I made numerous representations to the Minister on this and to the last Minister and was advised last December that the policy of An Garda Síochána on Domestic Abuse Intervention had been revised. Minister Flanagan wrote to me to say that An Garda Síochána had established Divisional Protective Services Units in three Garda Divisions, including Louth.

When I subsequently raised this issue with the senior Garda in Dundalk they acknowledged that the station was still inadequate for dealing with this kind of situation. They told me that they had applied for funding to correct this so that Garda could meet victims in a proper, fitting and more therapeutic environment.

The funding was refused they said. I have no doubt about the sincerity of the Minister in respect of this Bill but a genuine commitment to the victims of domestic violence to report their abuse and to seek help it must also ensure that not only is this Bill passed but has the financial supports needed to ensure that it can be implemented effectively.

I would appeal to the Minister to order a review of the existing facilities in Garda stations for the victims of domestic violence to tell their story.

Finally, I want to commend Safe Ireland, Women’s Aid and all of those statutory and voluntary activists who work to provide a safe place and a space for victims of domestic violence and who campaign every day in support of victims of domestic violence. I also want to acknowledge the bravery and strength of those victims who speak out against their abusers.”

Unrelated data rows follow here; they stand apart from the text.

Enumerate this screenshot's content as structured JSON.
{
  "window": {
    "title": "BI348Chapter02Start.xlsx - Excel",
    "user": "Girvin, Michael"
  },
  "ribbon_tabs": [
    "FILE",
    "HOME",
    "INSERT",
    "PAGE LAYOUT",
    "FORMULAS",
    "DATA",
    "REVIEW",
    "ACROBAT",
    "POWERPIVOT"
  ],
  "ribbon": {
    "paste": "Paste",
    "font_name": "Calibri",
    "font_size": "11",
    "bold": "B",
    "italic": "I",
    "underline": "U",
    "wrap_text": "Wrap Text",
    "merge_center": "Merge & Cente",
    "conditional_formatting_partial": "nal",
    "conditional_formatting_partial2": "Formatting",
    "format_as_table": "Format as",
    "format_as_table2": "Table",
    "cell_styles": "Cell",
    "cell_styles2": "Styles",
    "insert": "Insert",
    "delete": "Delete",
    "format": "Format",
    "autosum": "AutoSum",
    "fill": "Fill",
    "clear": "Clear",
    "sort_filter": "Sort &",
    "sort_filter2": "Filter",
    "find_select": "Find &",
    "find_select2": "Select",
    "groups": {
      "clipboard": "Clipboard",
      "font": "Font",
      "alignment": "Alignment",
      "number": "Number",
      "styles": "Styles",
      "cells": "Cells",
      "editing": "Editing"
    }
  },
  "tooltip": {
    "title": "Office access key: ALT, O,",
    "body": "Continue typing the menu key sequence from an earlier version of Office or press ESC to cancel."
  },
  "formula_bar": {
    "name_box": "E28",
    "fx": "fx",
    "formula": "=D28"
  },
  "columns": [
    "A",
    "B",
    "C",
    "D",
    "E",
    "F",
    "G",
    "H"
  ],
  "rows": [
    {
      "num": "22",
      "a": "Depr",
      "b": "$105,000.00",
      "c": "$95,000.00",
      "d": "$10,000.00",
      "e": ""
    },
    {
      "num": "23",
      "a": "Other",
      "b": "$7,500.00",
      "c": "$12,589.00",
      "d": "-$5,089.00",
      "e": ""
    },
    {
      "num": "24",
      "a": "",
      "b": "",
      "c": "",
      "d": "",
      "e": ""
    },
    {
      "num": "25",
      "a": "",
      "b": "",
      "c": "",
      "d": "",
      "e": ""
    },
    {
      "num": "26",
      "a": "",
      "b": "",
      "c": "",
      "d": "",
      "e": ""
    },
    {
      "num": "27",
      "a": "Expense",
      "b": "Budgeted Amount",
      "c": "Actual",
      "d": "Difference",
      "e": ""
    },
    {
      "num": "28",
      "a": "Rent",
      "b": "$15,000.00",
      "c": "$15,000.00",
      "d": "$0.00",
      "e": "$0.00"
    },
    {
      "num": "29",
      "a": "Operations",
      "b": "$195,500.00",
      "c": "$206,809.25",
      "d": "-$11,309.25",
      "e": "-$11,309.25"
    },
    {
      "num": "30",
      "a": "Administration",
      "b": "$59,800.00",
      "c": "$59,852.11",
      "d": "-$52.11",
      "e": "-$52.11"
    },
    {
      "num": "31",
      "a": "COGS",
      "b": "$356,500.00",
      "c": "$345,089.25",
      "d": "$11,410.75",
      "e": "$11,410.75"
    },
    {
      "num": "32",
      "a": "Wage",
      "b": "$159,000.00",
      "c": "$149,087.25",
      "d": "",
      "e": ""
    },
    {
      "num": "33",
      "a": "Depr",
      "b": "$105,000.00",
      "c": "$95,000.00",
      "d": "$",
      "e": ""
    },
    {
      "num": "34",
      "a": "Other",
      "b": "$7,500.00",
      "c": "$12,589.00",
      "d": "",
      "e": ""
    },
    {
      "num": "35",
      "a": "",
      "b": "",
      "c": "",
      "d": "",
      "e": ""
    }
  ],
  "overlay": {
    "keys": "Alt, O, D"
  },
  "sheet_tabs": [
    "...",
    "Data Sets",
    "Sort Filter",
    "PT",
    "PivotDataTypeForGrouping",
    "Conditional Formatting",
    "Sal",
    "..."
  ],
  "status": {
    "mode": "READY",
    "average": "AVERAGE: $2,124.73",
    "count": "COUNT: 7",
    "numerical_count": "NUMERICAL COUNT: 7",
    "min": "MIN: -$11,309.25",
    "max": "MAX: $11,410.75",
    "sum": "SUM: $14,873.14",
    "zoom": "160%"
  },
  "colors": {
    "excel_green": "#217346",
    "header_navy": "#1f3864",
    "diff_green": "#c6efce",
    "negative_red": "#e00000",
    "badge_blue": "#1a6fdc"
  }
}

Pearse McGeough: Annagassan Silt Build-up an accident waiting to happen

Sinn Féin Councillor Pearse McGeough has called on Louth County Council to address the build-up of silt at Annagassan Harbour once and for all following an incident on Saturday.

Councillor McGeough said “Saturday was the first decent day that we have had this year weather wise and I was sickened to hear that a young child who was walking along the sand at the Harbour accidently walked onto the silt and got stuck. The person who was with the child managed to get them free with much difficulty but not before the child had sunk into the silt almost to their shoulders.”

Councillor McGeough has been calling on Louth County Council to address the issue of silt build up for a number of years. “The silt was so bad in 2012 that four berths at the end of the Harbour were reduced to three and that remains the case even today.”

Cllr McGeough said “this is a health and safety issue. If we are lucky enough to get a decent summer this year, you are going to have children playing or pets being walked. If they go into the water at all there is a chance they could get stuck and not come out of the water. Louth County Council needs to take what happened on Saturday as a warning and address the build-up of silt as a matter of urgency.”

Where the sand meets the silt. Children or animals wouldn’t notice the difference

Councillor McGeough contacted the Council this morning and asked for additional signage to be erected immediately. “That won’t stop young children or dogs going into the silt accidently or unknowingly but at least adults will be more aware of the danger until such times as the issue is addressed.”

“Despite remedial work being done at the Harbour since 2012, the silt is back with vengeance and needs to be dredged on an on-going basis, not just when it gets dangerously built up. Although there is no actual policy on harbours, Drogheda Port is dredged regularly to allow ships to get up the Boyne. Surely there should be a certain amount of maintenance work done on other harbours where the public are visiting or people are working. It is basic health and safety.”

Concluding, Pearse McGeough said “we should not be waiting for a tragedy to happen to act. We have had a warning of what could possibly happen if this silt is not dredged. It is not good enough to say there is no money or no funds. The Chief Executive was able to come up with €300,000 to cover an ‘administrative error’ over the Drogheda parking shambles, I’m sure if she tried hard enough she could come up with the funds needed to address this silt build up as it’s an accident waiting to happen.”